> _Problem requirements_:
Please keep the images out and set down the data exactly as given.

> _Data for processing_:
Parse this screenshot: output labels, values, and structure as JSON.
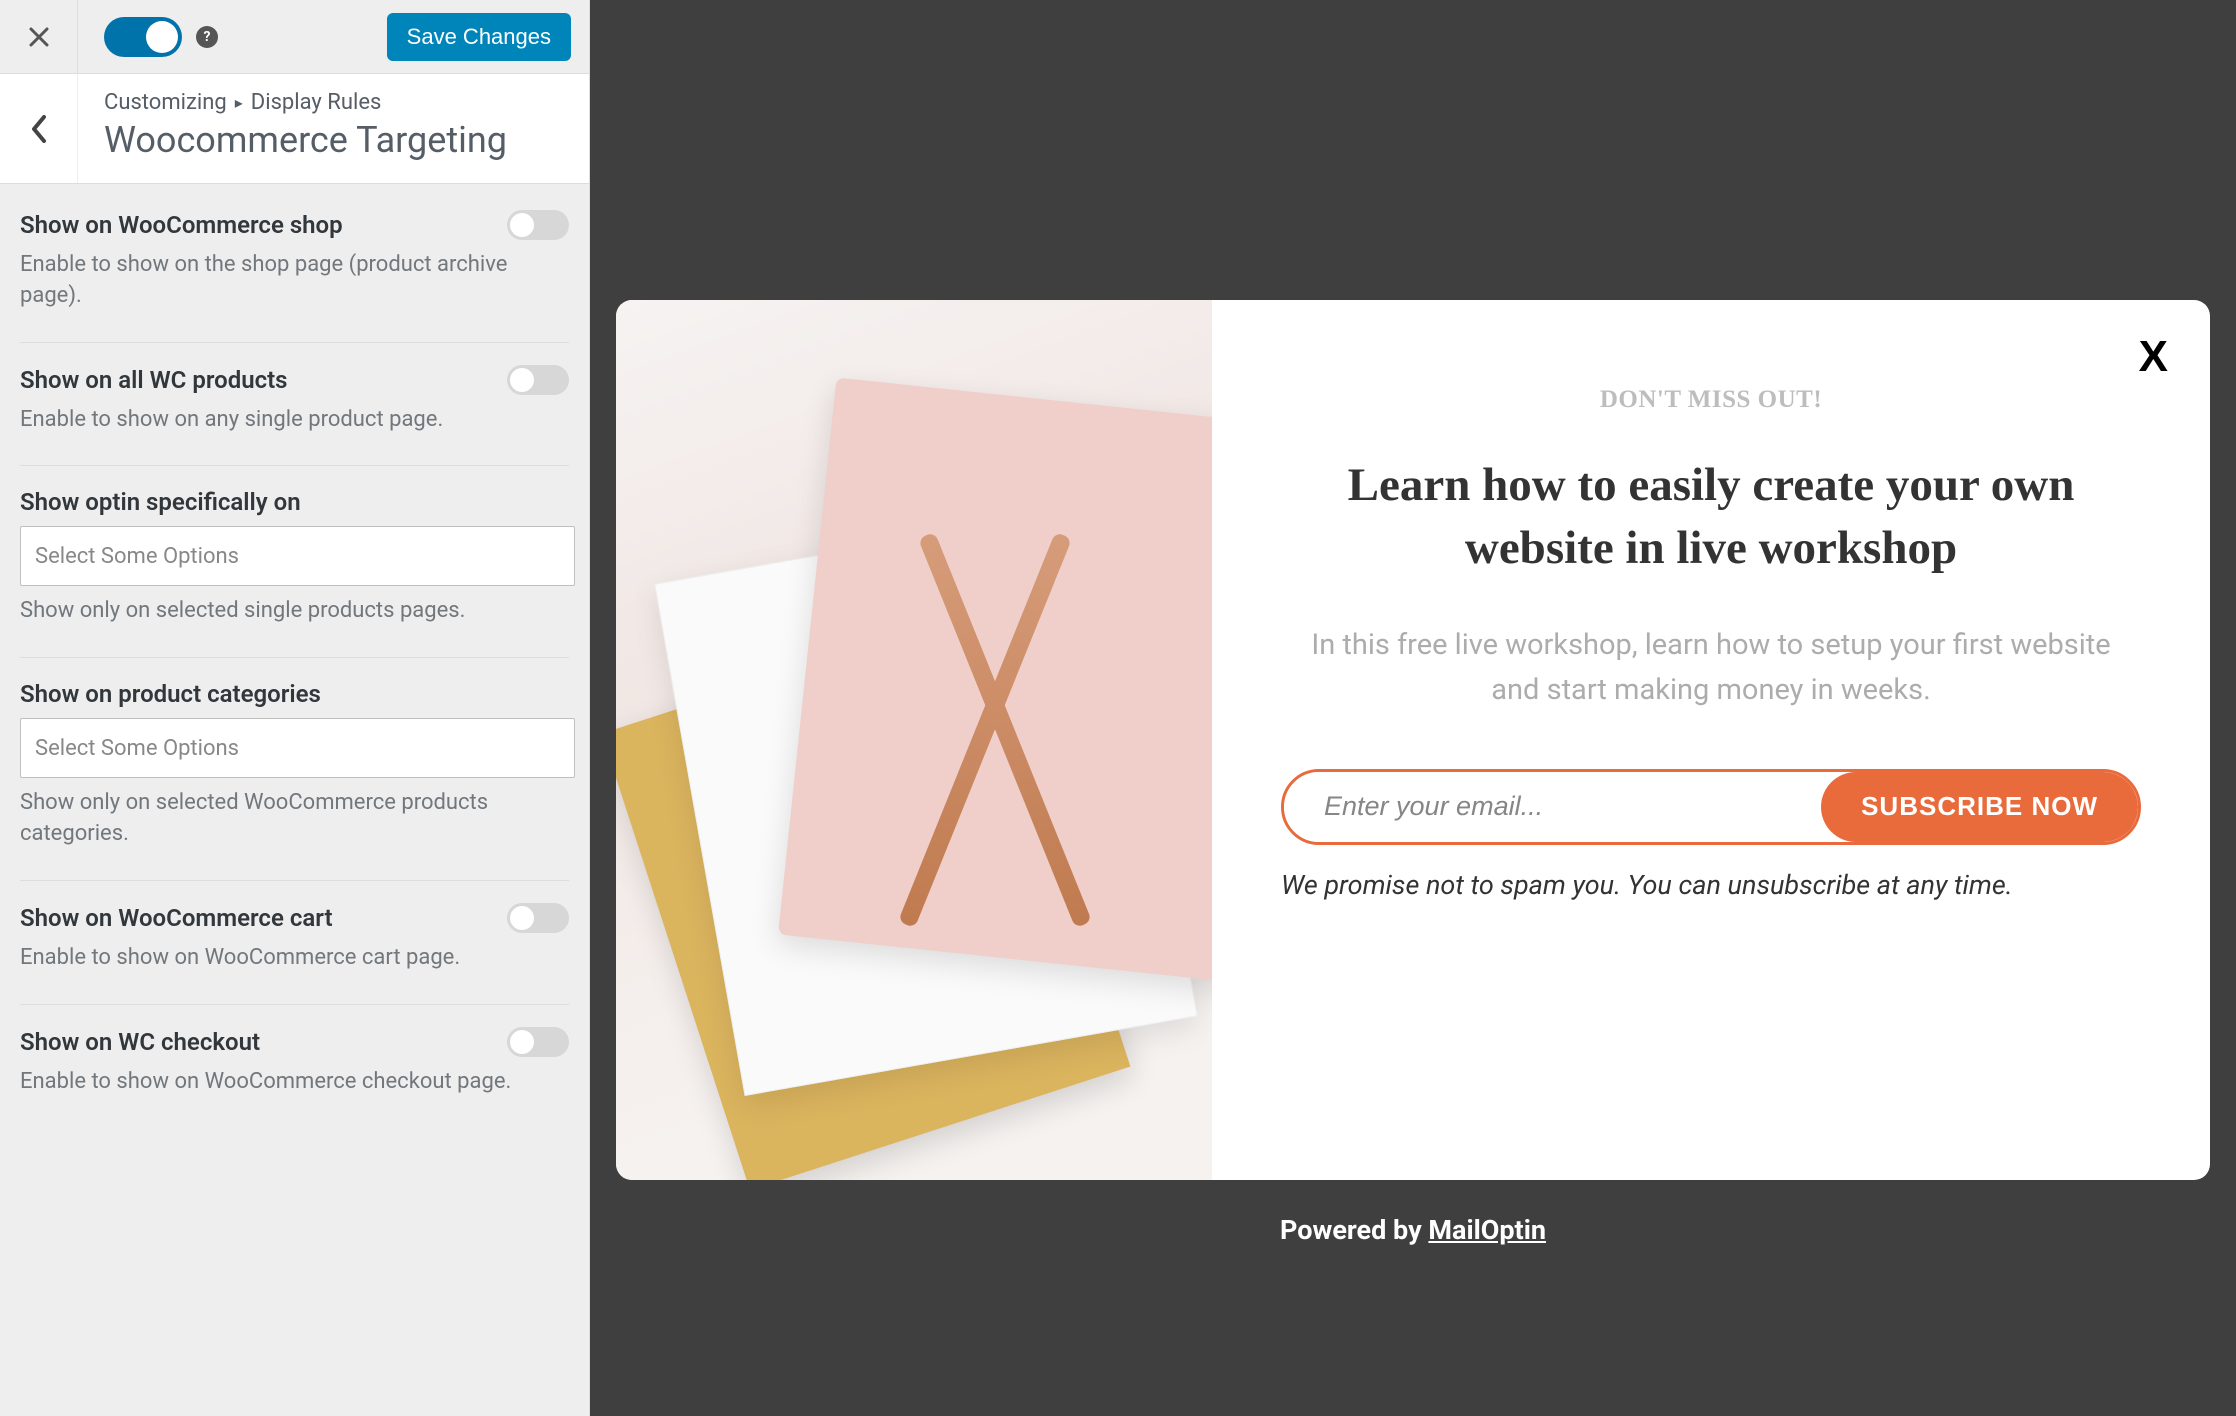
{
  "topbar": {
    "save_label": "Save Changes"
  },
  "header": {
    "breadcrumb_root": "Customizing",
    "breadcrumb_current": "Display Rules",
    "title": "Woocommerce Targeting"
  },
  "settings": [
    {
      "id": "shop",
      "label": "Show on WooCommerce shop",
      "desc": "Enable to show on the shop page (product archive page).",
      "has_toggle": true
    },
    {
      "id": "products",
      "label": "Show on all WC products",
      "desc": "Enable to show on any single product page.",
      "has_toggle": true
    },
    {
      "id": "specific",
      "label": "Show optin specifically on",
      "placeholder": "Select Some Options",
      "desc": "Show only on selected single products pages.",
      "has_select": true
    },
    {
      "id": "categories",
      "label": "Show on product categories",
      "placeholder": "Select Some Options",
      "desc": "Show only on selected WooCommerce products categories.",
      "has_select": true
    },
    {
      "id": "cart",
      "label": "Show on WooCommerce cart",
      "desc": "Enable to show on WooCommerce cart page.",
      "has_toggle": true
    },
    {
      "id": "checkout",
      "label": "Show on WC checkout",
      "desc": "Enable to show on WooCommerce checkout page.",
      "has_toggle": true
    }
  ],
  "popup": {
    "overline": "DON'T MISS OUT!",
    "headline": "Learn how to easily create your own website in live workshop",
    "subtext": "In this free live workshop, learn how to setup your first website and start making money in weeks.",
    "email_placeholder": "Enter your email...",
    "button_label": "SUBSCRIBE NOW",
    "disclaimer": "We promise not to spam you. You can unsubscribe at any time."
  },
  "powered": {
    "prefix": "Powered by ",
    "brand": "MailOptin"
  },
  "colors": {
    "accent_blue": "#0085ba",
    "accent_orange": "#e96a3a"
  }
}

> _Reply_:
Parse this screenshot: output labels, values, and structure as JSON.
{
  "topbar": {
    "save_label": "Save Changes"
  },
  "header": {
    "breadcrumb_root": "Customizing",
    "breadcrumb_current": "Display Rules",
    "title": "Woocommerce Targeting"
  },
  "settings": [
    {
      "id": "shop",
      "label": "Show on WooCommerce shop",
      "desc": "Enable to show on the shop page (product archive page).",
      "has_toggle": true
    },
    {
      "id": "products",
      "label": "Show on all WC products",
      "desc": "Enable to show on any single product page.",
      "has_toggle": true
    },
    {
      "id": "specific",
      "label": "Show optin specifically on",
      "placeholder": "Select Some Options",
      "desc": "Show only on selected single products pages.",
      "has_select": true
    },
    {
      "id": "categories",
      "label": "Show on product categories",
      "placeholder": "Select Some Options",
      "desc": "Show only on selected WooCommerce products categories.",
      "has_select": true
    },
    {
      "id": "cart",
      "label": "Show on WooCommerce cart",
      "desc": "Enable to show on WooCommerce cart page.",
      "has_toggle": true
    },
    {
      "id": "checkout",
      "label": "Show on WC checkout",
      "desc": "Enable to show on WooCommerce checkout page.",
      "has_toggle": true
    }
  ],
  "popup": {
    "overline": "DON'T MISS OUT!",
    "headline": "Learn how to easily create your own website in live workshop",
    "subtext": "In this free live workshop, learn how to setup your first website and start making money in weeks.",
    "email_placeholder": "Enter your email...",
    "button_label": "SUBSCRIBE NOW",
    "disclaimer": "We promise not to spam you. You can unsubscribe at any time."
  },
  "powered": {
    "prefix": "Powered by ",
    "brand": "MailOptin"
  },
  "colors": {
    "accent_blue": "#0085ba",
    "accent_orange": "#e96a3a"
  }
}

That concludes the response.